Everyone wants to be happy.
When we’re happy, the coffee tastes better. The flowers look prettier. The glass is always half full, and there’s no challenge too great to handle.
When we’re happy, everything is right in the world.
Drawbacks to happiness. If we’re over-exuberant, we may not think clearly. We say yes to everything, because we’re in a good mood. But later, when it comes time to deliver, we’re no longer so happy…or so willing.
“What in the world was I thinking,” we ask ourselves.
What about the so called “negative” emotions, such as anger, sadness, fear and disgust? Is there a way to use these feelings to our advantage?
“‘Negative’ moods summon a more attentive, accommodating thinking style that leads you to really examine facts in a fresh and creative way,” writes Susan David, author of the new book Emotional Agility. “When we’re overly cheerful, we tend to neglect important threats and dangers… It’s when we’re in a bit of a funk that we focus and dig down. People in negative moods tend to be less gullible and more skeptical, while happy folks may accept easy answers and trust false smiles. Who wants to question surface truth when everything is going so well? So the happy person goes ahead and signs on the dotted line.”
Emotional intelligence (also known as EI or EQ), describes a person’s ability to recognize emotions, to understand their powerful effect, and to use that information to guide thinking and behavior. How can developing emotional intelligence help us to make our negative emotions work for us, instead of against us?
Next time you feel the following feelings and emotions, try this:
How do you do that?
If appropriate, take a slight pause to gather yourself before taking action. At times, just a few seconds can help you to put your thoughts together and work out a proper strategy. (For other situations, you’ll need a bit longer.)
- How can I express my anger at the action, instead of the person?
- Will it do more good to wait and speak to the person alone?
Of course, certain situations require an immediate response (for example, when you witness some type of abuse, like bullying). In these cases, your anger can prove to be the impetus that forces you to address an unacceptable situation.
So by all means, don’t hesitate to speak up.
Sadness is a very powerful emotion, and it can easily slip into self-pity or cause us to become lethargic.

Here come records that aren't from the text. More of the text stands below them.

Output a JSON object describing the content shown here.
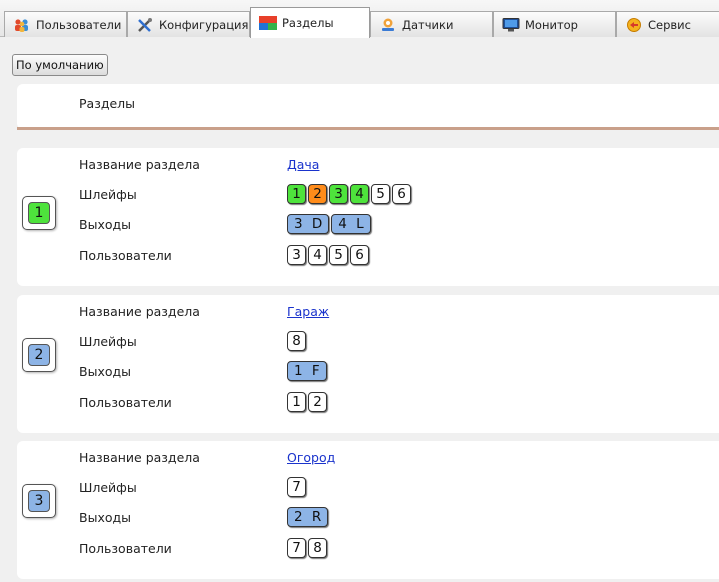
{
  "tabs": [
    {
      "label": "Пользователи",
      "icon": "users-icon",
      "active": false
    },
    {
      "label": "Конфигурация",
      "icon": "tools-icon",
      "active": false
    },
    {
      "label": "Разделы",
      "icon": "sections-icon",
      "active": true
    },
    {
      "label": "Датчики",
      "icon": "sensor-icon",
      "active": false
    },
    {
      "label": "Монитор",
      "icon": "monitor-icon",
      "active": false
    },
    {
      "label": "Сервис",
      "icon": "service-icon",
      "active": false
    }
  ],
  "toolbar": {
    "defaults_label": "По умолчанию"
  },
  "header": {
    "title": "Разделы"
  },
  "labels": {
    "name": "Название раздела",
    "loops": "Шлейфы",
    "outputs": "Выходы",
    "users": "Пользователи"
  },
  "colors": {
    "green": "#4ee33c",
    "orange": "#ff8c1a",
    "blue": "#8db4e6",
    "link": "#1a33cc"
  },
  "sections": [
    {
      "number": "1",
      "number_color": "green",
      "name": "Дача",
      "loops": [
        {
          "label": "1",
          "color": "green"
        },
        {
          "label": "2",
          "color": "orange"
        },
        {
          "label": "3",
          "color": "green"
        },
        {
          "label": "4",
          "color": "green"
        },
        {
          "label": "5",
          "color": "white"
        },
        {
          "label": "6",
          "color": "white"
        }
      ],
      "outputs": [
        {
          "label": "3 D",
          "color": "blue"
        },
        {
          "label": "4 L",
          "color": "blue"
        }
      ],
      "users": [
        {
          "label": "3"
        },
        {
          "label": "4"
        },
        {
          "label": "5"
        },
        {
          "label": "6"
        }
      ]
    },
    {
      "number": "2",
      "number_color": "blue",
      "name": "Гараж",
      "loops": [
        {
          "label": "8",
          "color": "white"
        }
      ],
      "outputs": [
        {
          "label": "1 F",
          "color": "blue"
        }
      ],
      "users": [
        {
          "label": "1"
        },
        {
          "label": "2"
        }
      ]
    },
    {
      "number": "3",
      "number_color": "blue",
      "name": "Огород",
      "loops": [
        {
          "label": "7",
          "color": "white"
        }
      ],
      "outputs": [
        {
          "label": "2 R",
          "color": "blue"
        }
      ],
      "users": [
        {
          "label": "7"
        },
        {
          "label": "8"
        }
      ]
    }
  ]
}
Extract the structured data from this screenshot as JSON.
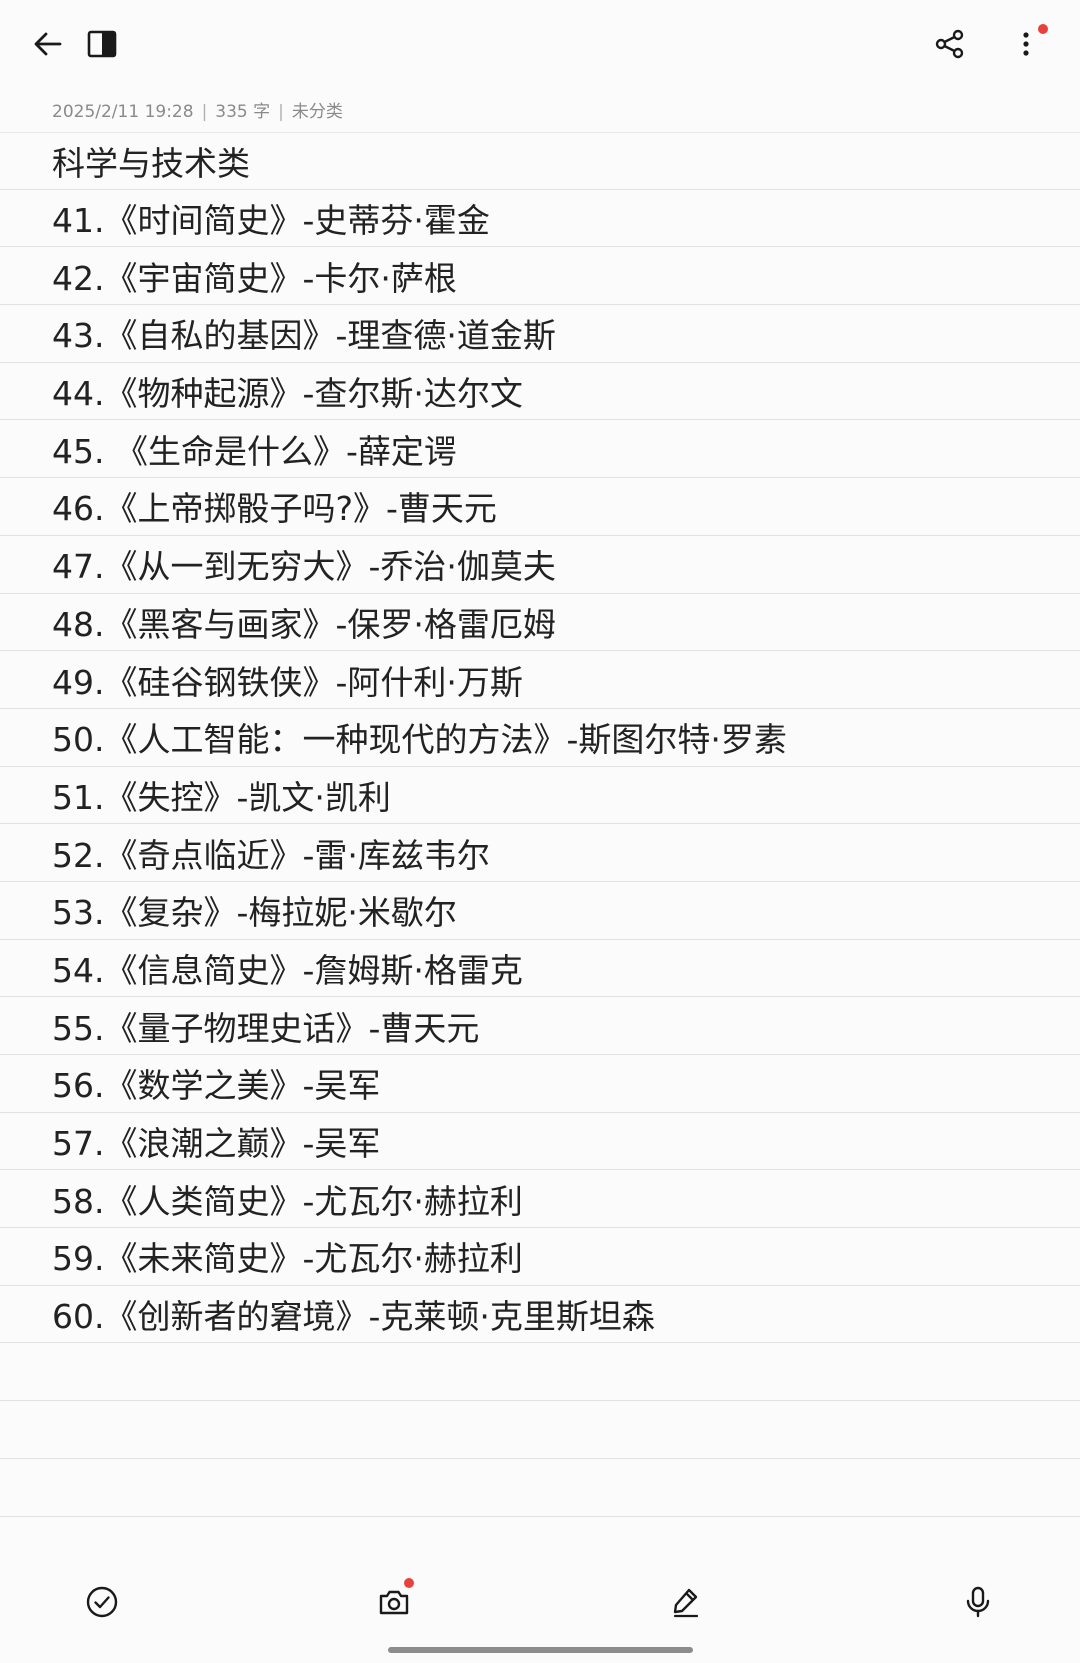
{
  "header": {
    "icons": {
      "back": "arrow-left-icon",
      "panel": "panel-toggle-icon",
      "share": "share-icon",
      "more": "more-vertical-icon"
    },
    "accent_dot_color": "#e8413b"
  },
  "meta": {
    "datetime": "2025/2/11 19:28",
    "word_count": "335 字",
    "category": "未分类"
  },
  "note": {
    "title": "科学与技术类",
    "lines": [
      "41.《时间简史》-史蒂芬·霍金",
      "42.《宇宙简史》-卡尔·萨根",
      "43.《自私的基因》-理查德·道金斯",
      "44.《物种起源》-查尔斯·达尔文",
      "45. 《生命是什么》-薛定谔",
      "46.《上帝掷骰子吗?》-曹天元",
      "47.《从一到无穷大》-乔治·伽莫夫",
      "48.《黑客与画家》-保罗·格雷厄姆",
      "49.《硅谷钢铁侠》-阿什利·万斯",
      "50.《人工智能：一种现代的方法》-斯图尔特·罗素",
      "51.《失控》-凯文·凯利",
      "52.《奇点临近》-雷·库兹韦尔",
      "53.《复杂》-梅拉妮·米歇尔",
      "54.《信息简史》-詹姆斯·格雷克",
      "55.《量子物理史话》-曹天元",
      "56.《数学之美》-吴军",
      "57.《浪潮之巅》-吴军",
      "58.《人类简史》-尤瓦尔·赫拉利",
      "59.《未来简史》-尤瓦尔·赫拉利",
      "60.《创新者的窘境》-克莱顿·克里斯坦森"
    ]
  },
  "toolbar": {
    "icons": [
      "checklist-icon",
      "camera-icon",
      "pen-icon",
      "microphone-icon"
    ]
  }
}
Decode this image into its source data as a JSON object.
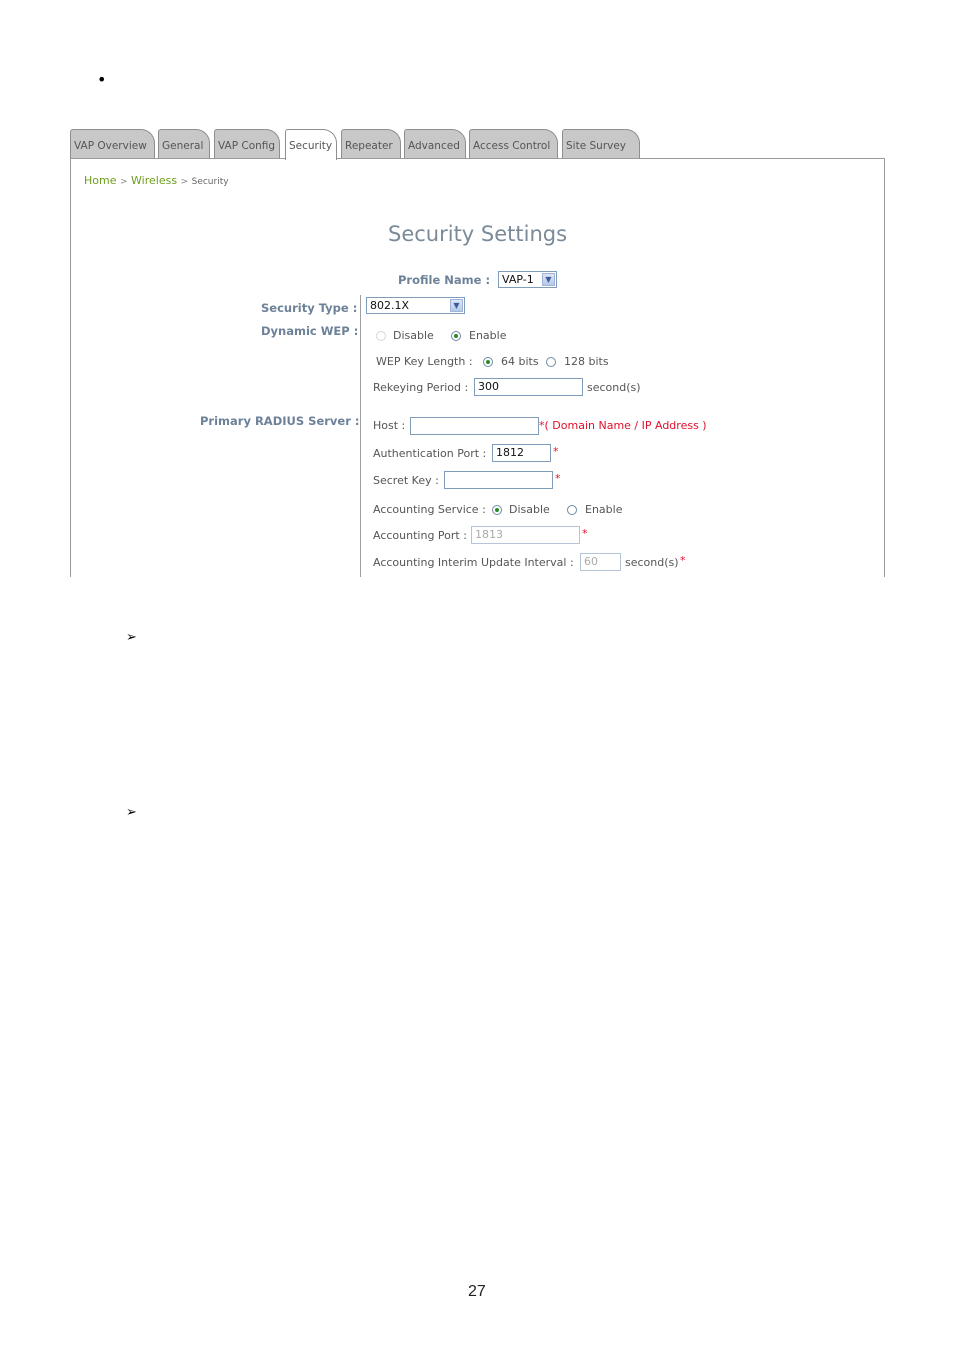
{
  "document": {
    "bullet": "•",
    "arrow_bullets": [
      "➢",
      "➢"
    ],
    "page_number": "27"
  },
  "tabs": [
    {
      "label": "VAP Overview",
      "active": false
    },
    {
      "label": "General",
      "active": false
    },
    {
      "label": "VAP Config",
      "active": false
    },
    {
      "label": "Security",
      "active": true
    },
    {
      "label": "Repeater",
      "active": false
    },
    {
      "label": "Advanced",
      "active": false
    },
    {
      "label": "Access Control",
      "active": false
    },
    {
      "label": "Site Survey",
      "active": false
    }
  ],
  "breadcrumb": {
    "home": "Home",
    "sep": ">",
    "wireless": "Wireless",
    "current": "Security"
  },
  "page_title": "Security Settings",
  "profile": {
    "label": "Profile Name :",
    "value": "VAP-1"
  },
  "security_type": {
    "label": "Security Type :",
    "value": "802.1X"
  },
  "dynamic_wep": {
    "label": "Dynamic WEP :",
    "options": [
      "Disable",
      "Enable"
    ],
    "selected": "Enable",
    "key_length_label": "WEP Key Length :",
    "key_length_options": [
      "64 bits",
      "128 bits"
    ],
    "key_length_selected": "64 bits",
    "rekey_label": "Rekeying Period :",
    "rekey_value": "300",
    "rekey_unit": "second(s)"
  },
  "radius": {
    "label": "Primary RADIUS Server :",
    "host_label": "Host :",
    "host_value": "",
    "host_hint": "*( Domain Name / IP Address )",
    "auth_port_label": "Authentication Port :",
    "auth_port_value": "1812",
    "secret_label": "Secret Key :",
    "secret_value": "",
    "required_mark": "*",
    "acct_service_label": "Accounting Service :",
    "acct_service_options": [
      "Disable",
      "Enable"
    ],
    "acct_service_selected": "Disable",
    "acct_port_label": "Accounting Port :",
    "acct_port_value": "1813",
    "interim_label": "Accounting Interim Update Interval :",
    "interim_value": "60",
    "interim_unit": "second(s)"
  },
  "colors": {
    "label_blue": "#6d8299",
    "breadcrumb_green": "#6e9d1e",
    "required_red": "#e0102c",
    "tab_gray": "#c8c8c8"
  }
}
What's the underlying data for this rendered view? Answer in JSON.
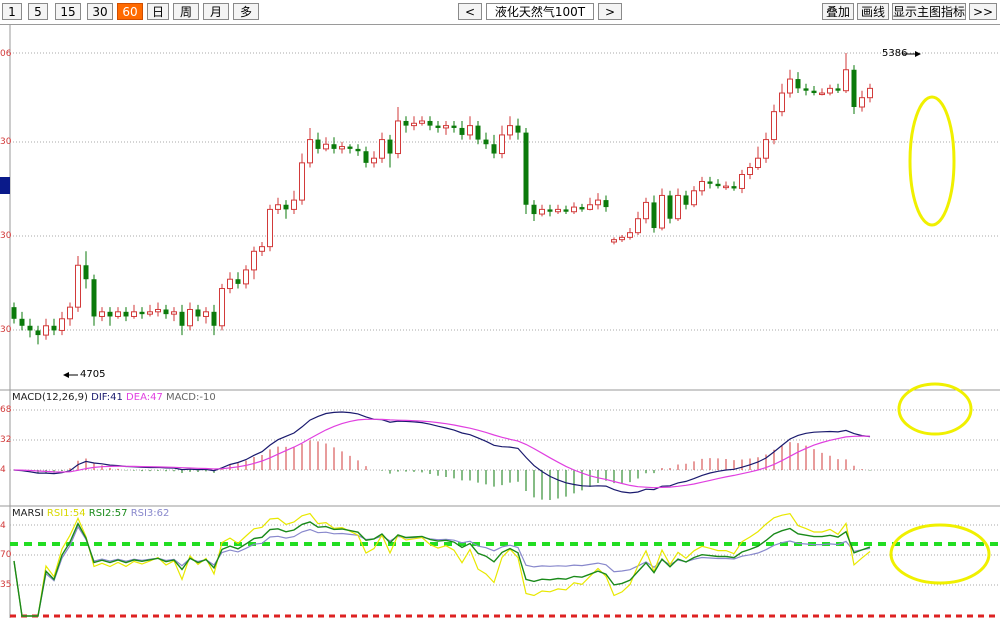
{
  "toolbar": {
    "periods": [
      "1",
      "5",
      "15",
      "30",
      "60",
      "日",
      "周",
      "月",
      "多"
    ],
    "active_period": "60",
    "prev_label": "<",
    "next_label": ">",
    "instrument": "液化天然气100T",
    "overlay_label": "叠加",
    "draw_label": "画线",
    "main_indicator_label": "显示主图指标",
    "more_label": ">>"
  },
  "colors": {
    "up": "#d23a3a",
    "down": "#0b7a0b",
    "active_tab": "#ff6a00",
    "highlight": "#f0f000",
    "dif": "#1a1a6e",
    "dea": "#e040e0",
    "rsi1": "#e8e800",
    "rsi2": "#1a8a1a",
    "rsi3": "#8888cc"
  },
  "main_panel": {
    "y_ticks": [
      "06",
      "30",
      "30",
      "30"
    ],
    "high_label": "5386",
    "low_label": "4705"
  },
  "macd_panel": {
    "name": "MACD(12,26,9)",
    "dif": "DIF:41",
    "dea": "DEA:47",
    "macd": "MACD:-10",
    "y_ticks": [
      "68",
      "32",
      "4"
    ]
  },
  "rsi_panel": {
    "name": "MARSI",
    "rsi1": "RSI1:54",
    "rsi2": "RSI2:57",
    "rsi3": "RSI3:62",
    "y_ticks": [
      "4",
      "70",
      "35"
    ]
  },
  "chart_data": {
    "type": "candlestick",
    "instrument": "液化天然气100T",
    "period": "60",
    "price_high": 5386,
    "price_low": 4705,
    "candles": [
      [
        4840,
        4815,
        4850,
        4805
      ],
      [
        4815,
        4800,
        4830,
        4790
      ],
      [
        4800,
        4790,
        4815,
        4775
      ],
      [
        4790,
        4780,
        4800,
        4760
      ],
      [
        4780,
        4800,
        4815,
        4770
      ],
      [
        4800,
        4790,
        4815,
        4780
      ],
      [
        4790,
        4815,
        4830,
        4780
      ],
      [
        4815,
        4840,
        4850,
        4800
      ],
      [
        4840,
        4930,
        4950,
        4830
      ],
      [
        4930,
        4900,
        4960,
        4880
      ],
      [
        4900,
        4820,
        4910,
        4800
      ],
      [
        4820,
        4830,
        4840,
        4810
      ],
      [
        4830,
        4820,
        4840,
        4800
      ],
      [
        4820,
        4830,
        4840,
        4815
      ],
      [
        4830,
        4820,
        4840,
        4810
      ],
      [
        4820,
        4830,
        4845,
        4815
      ],
      [
        4830,
        4825,
        4840,
        4815
      ],
      [
        4825,
        4830,
        4845,
        4820
      ],
      [
        4830,
        4835,
        4850,
        4820
      ],
      [
        4835,
        4825,
        4845,
        4815
      ],
      [
        4825,
        4830,
        4840,
        4810
      ],
      [
        4830,
        4800,
        4845,
        4780
      ],
      [
        4800,
        4835,
        4850,
        4790
      ],
      [
        4835,
        4820,
        4845,
        4810
      ],
      [
        4820,
        4830,
        4840,
        4805
      ],
      [
        4830,
        4800,
        4845,
        4780
      ],
      [
        4800,
        4880,
        4890,
        4790
      ],
      [
        4880,
        4900,
        4915,
        4870
      ],
      [
        4900,
        4890,
        4915,
        4880
      ],
      [
        4890,
        4920,
        4930,
        4880
      ],
      [
        4920,
        4960,
        4970,
        4900
      ],
      [
        4960,
        4970,
        4980,
        4950
      ],
      [
        4970,
        5050,
        5060,
        4960
      ],
      [
        5050,
        5060,
        5075,
        5040
      ],
      [
        5060,
        5050,
        5070,
        5030
      ],
      [
        5050,
        5070,
        5090,
        5040
      ],
      [
        5070,
        5150,
        5170,
        5060
      ],
      [
        5150,
        5200,
        5225,
        5140
      ],
      [
        5200,
        5180,
        5215,
        5170
      ],
      [
        5180,
        5190,
        5205,
        5175
      ],
      [
        5190,
        5180,
        5205,
        5170
      ],
      [
        5180,
        5185,
        5195,
        5170
      ],
      [
        5185,
        5180,
        5190,
        5170
      ],
      [
        5180,
        5175,
        5190,
        5165
      ],
      [
        5175,
        5150,
        5185,
        5140
      ],
      [
        5150,
        5160,
        5175,
        5140
      ],
      [
        5160,
        5200,
        5215,
        5150
      ],
      [
        5200,
        5170,
        5210,
        5140
      ],
      [
        5170,
        5240,
        5270,
        5160
      ],
      [
        5240,
        5230,
        5250,
        5215
      ],
      [
        5230,
        5235,
        5250,
        5220
      ],
      [
        5235,
        5240,
        5250,
        5230
      ],
      [
        5240,
        5230,
        5250,
        5220
      ],
      [
        5230,
        5225,
        5240,
        5215
      ],
      [
        5225,
        5230,
        5240,
        5210
      ],
      [
        5230,
        5225,
        5240,
        5215
      ],
      [
        5225,
        5210,
        5240,
        5200
      ],
      [
        5210,
        5230,
        5250,
        5200
      ],
      [
        5230,
        5200,
        5240,
        5190
      ],
      [
        5200,
        5190,
        5215,
        5180
      ],
      [
        5190,
        5170,
        5210,
        5160
      ],
      [
        5170,
        5210,
        5230,
        5160
      ],
      [
        5210,
        5230,
        5250,
        5200
      ],
      [
        5230,
        5215,
        5245,
        5200
      ],
      [
        5215,
        5060,
        5225,
        5040
      ],
      [
        5060,
        5040,
        5070,
        5025
      ],
      [
        5040,
        5050,
        5060,
        5035
      ],
      [
        5050,
        5045,
        5060,
        5035
      ],
      [
        5045,
        5050,
        5060,
        5040
      ],
      [
        5050,
        5045,
        5058,
        5040
      ],
      [
        5045,
        5055,
        5065,
        5040
      ],
      [
        5055,
        5050,
        5062,
        5045
      ],
      [
        5050,
        5060,
        5075,
        5048
      ],
      [
        5060,
        5070,
        5085,
        5050
      ],
      [
        5070,
        5055,
        5080,
        5045
      ],
      [
        4980,
        4985,
        4990,
        4975
      ],
      [
        4985,
        4990,
        4995,
        4980
      ],
      [
        4990,
        5000,
        5010,
        4985
      ],
      [
        5000,
        5030,
        5045,
        4995
      ],
      [
        5030,
        5065,
        5075,
        5020
      ],
      [
        5065,
        5010,
        5080,
        5000
      ],
      [
        5010,
        5080,
        5095,
        5005
      ],
      [
        5080,
        5030,
        5090,
        5020
      ],
      [
        5030,
        5080,
        5095,
        5025
      ],
      [
        5080,
        5060,
        5090,
        5050
      ],
      [
        5060,
        5090,
        5100,
        5055
      ],
      [
        5090,
        5110,
        5120,
        5080
      ],
      [
        5110,
        5105,
        5120,
        5095
      ],
      [
        5105,
        5100,
        5115,
        5095
      ],
      [
        5100,
        5100,
        5110,
        5092
      ],
      [
        5100,
        5095,
        5110,
        5090
      ],
      [
        5095,
        5125,
        5135,
        5085
      ],
      [
        5125,
        5140,
        5150,
        5115
      ],
      [
        5140,
        5160,
        5185,
        5135
      ],
      [
        5160,
        5200,
        5215,
        5150
      ],
      [
        5200,
        5260,
        5275,
        5190
      ],
      [
        5260,
        5300,
        5320,
        5250
      ],
      [
        5300,
        5330,
        5350,
        5290
      ],
      [
        5330,
        5310,
        5345,
        5300
      ],
      [
        5310,
        5305,
        5320,
        5295
      ],
      [
        5305,
        5300,
        5315,
        5295
      ],
      [
        5300,
        5300,
        5310,
        5295
      ],
      [
        5300,
        5310,
        5318,
        5295
      ],
      [
        5310,
        5305,
        5320,
        5300
      ],
      [
        5305,
        5350,
        5386,
        5300
      ],
      [
        5350,
        5270,
        5360,
        5255
      ],
      [
        5270,
        5290,
        5305,
        5260
      ],
      [
        5290,
        5310,
        5320,
        5280
      ]
    ]
  }
}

But sadness can also be used as a motivating force. For example, when we’re sad because we miss someone we deeply care about, or perhaps we’ve hurt them somehow, this “negative” emotion can give us determination–to make things up to the person, or simply to make more time for them.
When you experience sadness, try to focus your thoughts and ask questions like:
- Why exactly am I sad?
- What action can I taketo make things better?
We’re not speaking here about clinical depression–which is a sickness and requires professional help. But an occasional bout with sadness can prove to be a catalyst for good, if handled in the right way.
Not one of us enjoys being afraid. But identifying and acknowledging our fears helps us to face them–and can keep others from playing on them.
For example, all of us possess certain unfair prejudices and biases against others. When analyzing these, it could be helpful to ask: What experiences or influences in my life have caused me to feel this way?
We tend to fear what we know little about. Recognizing this can motivate us to learn more–about others, or about a situation. In addition, awareness of our own fears can help us be wary of manipulators, who could use those fears against us.
PUTTING IT INTO PRACTICE
In all of these cases, you’ll notice the power of introspective thinking.
So, the next time you feel negative emotions, work on exercising control. Use the opportunity to dig deep, learn more about yourself, and develop a strategy to make things better.
Enjoy this post? Check out my book, EQ Applied, which uses fascinating research and compelling stories to illustrate what emotional intelligence looks like in everyday life.
A version of this article originally appeared on Inc.com.